The Director General of the Directorate on Corruption and Economic Crime (DCEC) Tymon Katholo has revealed why he took a decision to engage private lawyers against the State. The DCEC boss engaged Monthe and Marumo Attorneys in his application to interdict the Directorate of Intelligence and Security (DIS) from accessing files and dockets in the custody of the corruption busting agency.
In his affidavit, Katholo says that by virtue of my appointment as the Director General of the DCEC, he is obliged to defend the administration and operational activities of the DCEC. He added that, “I have however been advised about a provision in the State Proceedings Act which grants the authority of public institution to undertake legal proceedings to the Attorney General.” Katholo contends that the provision is not absolute and the High Court may in the exercise of its original jurisdiction permit such, like in this circumstance authorise such proceedings to be instituted by the DCEC or its Director General.
Botswana Democratic Party (BDP) has gone through transformation over the years, with new faces coming and going, but some figures have become part and parcel of the furniture at Tsholetsa House. From founding in 1962, BDP has seen five leaders changing the baton during the party’s 60 years of existence.
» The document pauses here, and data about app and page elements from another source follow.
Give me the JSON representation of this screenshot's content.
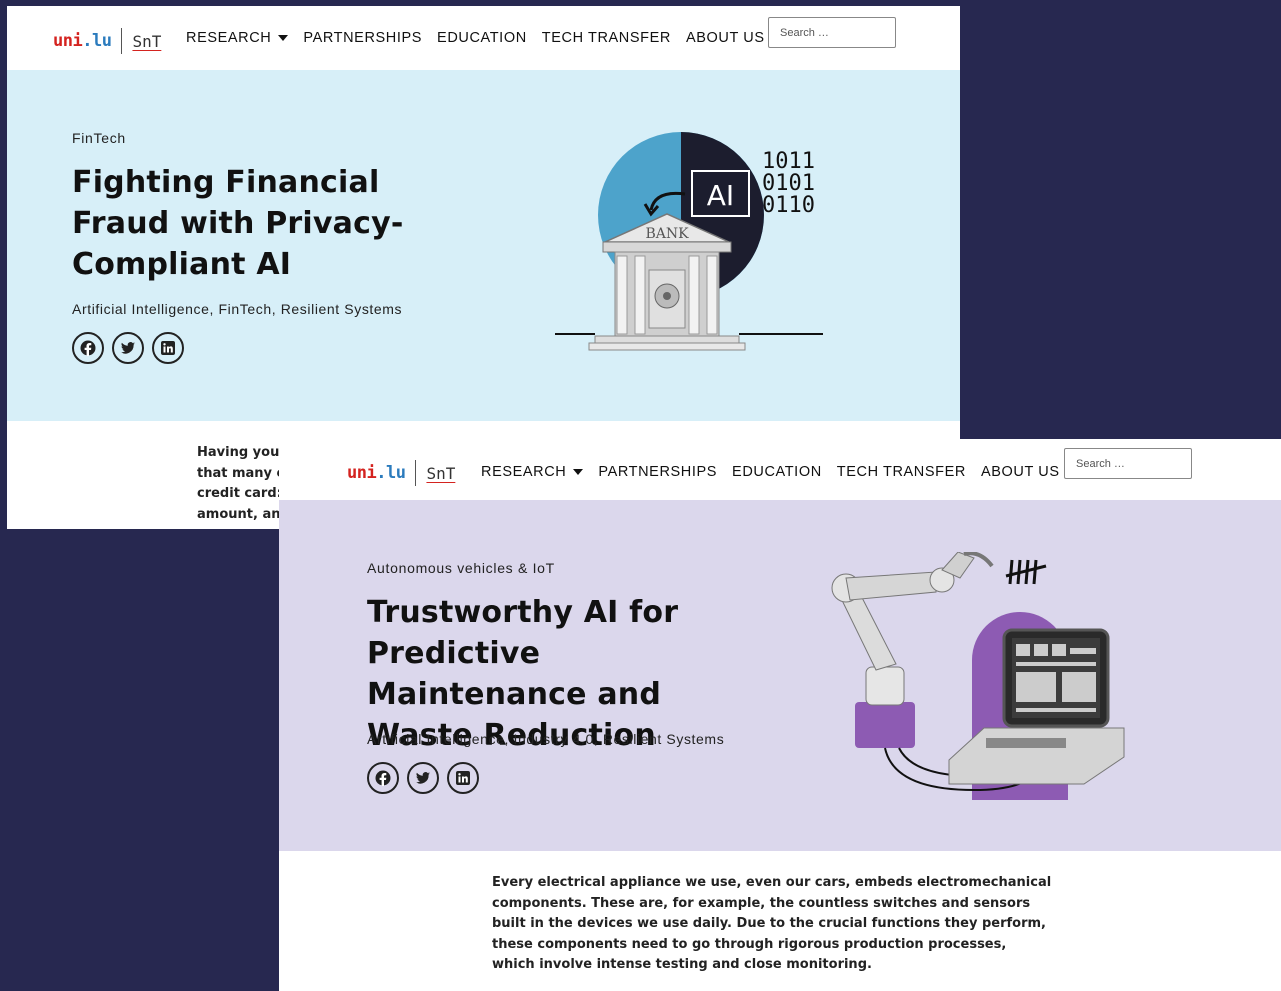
{
  "nav": {
    "logo_uni_prefix": "uni",
    "logo_uni_suffix": ".lu",
    "logo_snt": "SnT",
    "items": [
      {
        "label": "RESEARCH",
        "dropdown": true
      },
      {
        "label": "PARTNERSHIPS",
        "dropdown": false
      },
      {
        "label": "EDUCATION",
        "dropdown": false
      },
      {
        "label": "TECH TRANSFER",
        "dropdown": false
      },
      {
        "label": "ABOUT US",
        "dropdown": true
      }
    ],
    "search_placeholder": "Search …"
  },
  "windows": [
    {
      "category": "FinTech",
      "title": "Fighting Financial Fraud with Privacy-Compliant AI",
      "tags": "Artificial Intelligence, FinTech, Resilient Systems",
      "hero_bg": "#d7eff8",
      "illustration": {
        "label_bank": "BANK",
        "label_ai": "AI",
        "binary": [
          "1011",
          "0101",
          "0110"
        ]
      },
      "body": "Having your ... that many c... credit cards ... amount, and ...",
      "body_lines": [
        "Having your",
        "that many c",
        "credit card:",
        "amount, an"
      ]
    },
    {
      "category": "Autonomous vehicles & IoT",
      "title": "Trustworthy AI for Predictive Maintenance and Waste Reduction",
      "tags": "Artificial Intelligence, Industry 4.0, Resilient Systems",
      "hero_bg": "#dbd7ec",
      "body": "Every electrical appliance we use, even our cars, embeds electromechanical components. These are, for example, the countless switches and sensors built in the devices we use daily. Due to the crucial functions they perform, these components need to go through rigorous production processes, which involve intense testing and close monitoring."
    }
  ],
  "social_icons": [
    "facebook-icon",
    "twitter-icon",
    "linkedin-icon"
  ],
  "colors": {
    "background": "#272850",
    "logo_red": "#d4231f",
    "logo_blue": "#2b7bbd",
    "accent_purple": "#8d5bb3",
    "accent_blue": "#4da3cb"
  }
}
The party has successfully contested 12 general elections, albeit the outcome of the last polls were disputed in court.
While party splits were not synonymous with the BDP for the better part of its existence, the party suffered two splits in the last 12 years; the first in 2010 when a Barataphathi faction broke ranks to found the now defunct Botswana Movement for Democracy (BMD). The Barataphathi faction was in the main protesting the ill-treatment of then recently elected party secretary general, Gomolemo Motswaledi, who had been suspended ostensibly for challenging the authority of then president, Ian Khama.